Megan Suehring serves as the 4-H positive youth development educator for University of Wisconsin-Madison Division of Extension Shawano County.

Her office is in the county courthouse, but she said her work is located along the many crisscrossed miles that make up Shawano County.

Suehring oversees the Shawano County 4-H program, which includes more than 700 enrolled youth members (grades kindergarten through the year after high school) and adult volunteers that span 19 4-H community clubs and two weekly after-school programs in Gresham and Marion school districts.

“4-H is a positive youth development program that focuses on helping young people build life skills,” Suehring said. “4-H involves youths in project-based education where youths can explore their interests and master new skills. 4-H projects are meant to be hands on to create a memorable learning experience.”

Since 4-H started in the early 1900s, youths have learned by doing. This hands-on process allows youths to understand not only how to do something but also why they are doing it. A part of Suehring’s time is also devoted to driving positive change in Wisconsin communities to promote health and well-being.

“Our research-based programs are focused on mental health promotion, substance use prevention and access to health care,” she said. “We’re working together to help solve the state’s most pressing well-being needs and to ensure that all Wisconsinites have the opportunity to live stronger, healthier lives.”

Youth and mental health is an identified concern that has surfaced repeatedly from Shawano County schools, youth-serving organizations, and coalitions such as the Thedacare Community Health Action Team and Healthy People Shawano and Menominee Counties.

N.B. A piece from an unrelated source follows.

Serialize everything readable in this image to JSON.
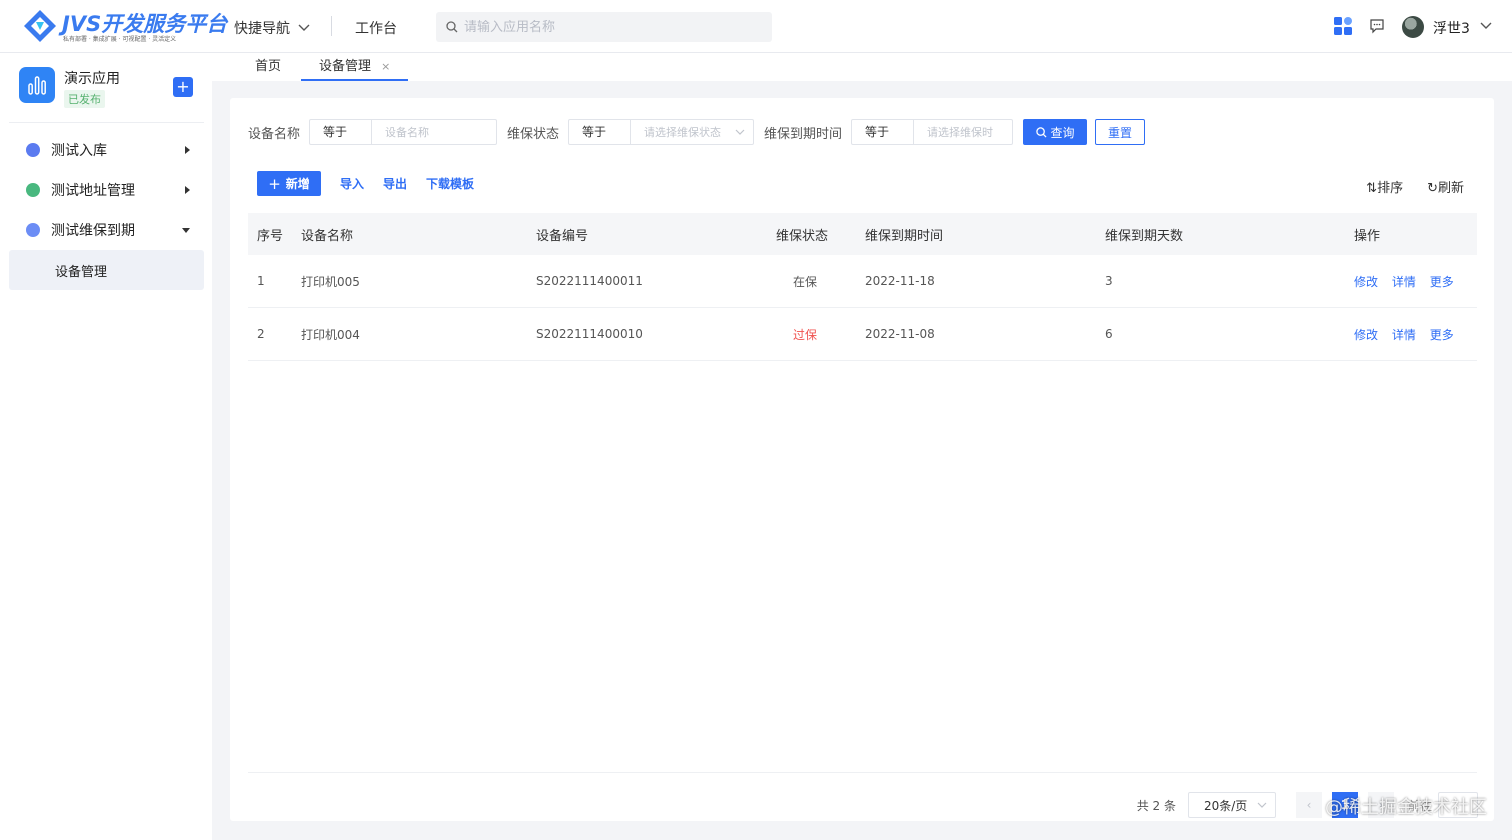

Suehring has been able to access professional development to serve as a local trainer in QPR (Question. Persuade. Refer), Mental Health First Aid (for teens, youth-serving adults and adults), COMET (Changing our Mental and Emotional Trajectory) and Learning to Breathe (for middle school and high school, mindfulness).

“Much of our area does not have access to this type of training for free or reasonable rates,” she said. “Through connections with UW-Madison and several grants (Rural Opioid Technical Assistance), I am able to do just that.”

UW-Extension embodies the Wisconsin Idea, which stipulates that education should influence people’s lives beyond the boundaries of the classroom. Extension brings the research of the university to the people of Wisconsin.